In 1945 a Labour government deployed Britain's national autonomy and parliamentary sovereignty to nationalise key industries and services such as coal, rail, gas and electricity, and to establish a publicly-owned National Health Service.
This monograph argues that constitutional constraints stemming from economic and legal globalisation would now preclude such a programme.
It contends that whilst no state has ever, or could ever, possess complete freedom of action, nonetheless the rise of the transnational corporation means that national autonomy is now siginificantly restricted. The book focuses in particular on the way in which these economic constraints have been nurtured, reinforced and legitimised by the creation on the part of world leaders of a globalised constitutional law of trade and competition.
This has been brought into existence by the adoption of effective enforcement machinery, sometimes embedded within the nation states, sometimes formed at transnational level. With Britain enmeshed in supranational economic and legal structures from which it is difficult to extricate itself, the British polity no longer enjoys the range and freedom of policymaking once open to it.
Transnational legal obligations constitute not just law but in effect a de facto supreme law entrenching a predominantly neoliberal political settlement in which the freedom of the individual is identified with the freedom of the market.
The book analyses the key provisions of WTO, EU and ECHR law which provide constitutional protection for private enterprise.
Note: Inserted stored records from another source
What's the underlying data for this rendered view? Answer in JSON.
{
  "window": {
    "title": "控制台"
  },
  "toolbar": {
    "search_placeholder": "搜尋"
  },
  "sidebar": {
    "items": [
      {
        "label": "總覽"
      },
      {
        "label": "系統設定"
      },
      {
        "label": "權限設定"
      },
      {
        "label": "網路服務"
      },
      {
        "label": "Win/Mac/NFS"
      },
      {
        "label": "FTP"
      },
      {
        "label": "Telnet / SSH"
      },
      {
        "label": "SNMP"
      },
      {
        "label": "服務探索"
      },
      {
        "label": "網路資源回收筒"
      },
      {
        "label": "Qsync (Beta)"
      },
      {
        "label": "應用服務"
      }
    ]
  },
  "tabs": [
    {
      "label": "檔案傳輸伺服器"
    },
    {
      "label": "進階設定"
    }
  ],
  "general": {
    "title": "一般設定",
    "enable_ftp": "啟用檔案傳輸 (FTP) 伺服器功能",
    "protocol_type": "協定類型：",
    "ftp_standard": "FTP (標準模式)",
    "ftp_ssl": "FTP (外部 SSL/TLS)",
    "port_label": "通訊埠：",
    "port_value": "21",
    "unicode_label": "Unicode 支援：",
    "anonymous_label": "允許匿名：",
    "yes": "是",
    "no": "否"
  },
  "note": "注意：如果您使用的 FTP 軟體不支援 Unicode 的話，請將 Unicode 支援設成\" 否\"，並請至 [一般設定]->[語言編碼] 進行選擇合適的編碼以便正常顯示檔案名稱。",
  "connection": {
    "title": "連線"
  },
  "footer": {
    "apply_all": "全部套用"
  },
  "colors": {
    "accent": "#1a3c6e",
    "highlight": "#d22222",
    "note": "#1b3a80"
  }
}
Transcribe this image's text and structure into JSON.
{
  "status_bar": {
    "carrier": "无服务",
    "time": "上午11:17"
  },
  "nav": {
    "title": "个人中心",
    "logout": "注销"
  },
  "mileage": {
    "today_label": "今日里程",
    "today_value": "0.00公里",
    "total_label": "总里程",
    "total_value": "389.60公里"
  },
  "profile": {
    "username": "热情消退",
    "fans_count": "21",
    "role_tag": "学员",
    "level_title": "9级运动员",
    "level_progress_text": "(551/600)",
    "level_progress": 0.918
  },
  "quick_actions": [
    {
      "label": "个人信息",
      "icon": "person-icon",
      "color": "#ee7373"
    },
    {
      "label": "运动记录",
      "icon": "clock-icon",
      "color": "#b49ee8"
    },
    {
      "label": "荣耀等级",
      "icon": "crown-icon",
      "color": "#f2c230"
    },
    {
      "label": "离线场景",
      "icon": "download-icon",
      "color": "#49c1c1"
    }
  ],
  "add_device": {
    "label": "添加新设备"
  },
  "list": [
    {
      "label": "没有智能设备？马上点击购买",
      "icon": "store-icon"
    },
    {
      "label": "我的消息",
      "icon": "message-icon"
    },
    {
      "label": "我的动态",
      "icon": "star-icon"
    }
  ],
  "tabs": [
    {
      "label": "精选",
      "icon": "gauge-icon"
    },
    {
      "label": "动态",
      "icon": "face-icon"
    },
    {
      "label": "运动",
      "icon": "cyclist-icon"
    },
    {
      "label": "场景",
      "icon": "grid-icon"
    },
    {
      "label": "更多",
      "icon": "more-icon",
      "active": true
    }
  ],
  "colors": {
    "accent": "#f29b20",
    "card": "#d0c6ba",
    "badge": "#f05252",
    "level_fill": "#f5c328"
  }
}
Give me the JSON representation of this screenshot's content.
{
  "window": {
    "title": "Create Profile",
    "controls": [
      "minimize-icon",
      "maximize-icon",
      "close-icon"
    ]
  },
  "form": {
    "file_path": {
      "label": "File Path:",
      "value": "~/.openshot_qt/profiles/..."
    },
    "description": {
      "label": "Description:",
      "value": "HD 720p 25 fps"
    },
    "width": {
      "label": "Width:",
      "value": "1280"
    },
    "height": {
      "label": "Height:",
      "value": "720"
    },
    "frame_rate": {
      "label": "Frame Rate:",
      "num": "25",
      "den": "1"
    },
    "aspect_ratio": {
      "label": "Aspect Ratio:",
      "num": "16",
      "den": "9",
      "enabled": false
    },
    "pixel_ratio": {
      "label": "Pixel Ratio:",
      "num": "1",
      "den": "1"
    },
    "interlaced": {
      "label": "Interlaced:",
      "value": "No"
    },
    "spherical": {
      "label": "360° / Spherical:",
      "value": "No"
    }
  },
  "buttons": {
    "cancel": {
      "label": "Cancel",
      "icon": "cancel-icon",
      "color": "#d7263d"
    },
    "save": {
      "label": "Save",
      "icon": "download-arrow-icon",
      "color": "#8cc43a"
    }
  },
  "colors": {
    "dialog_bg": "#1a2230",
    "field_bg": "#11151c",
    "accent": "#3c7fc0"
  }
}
It dwells on the law of services liberalisation, public monopolies, state aid, public procurement and the fundamental right of property ownership, arguing that the new constitutional order compromises the traditional ideals of British democracy.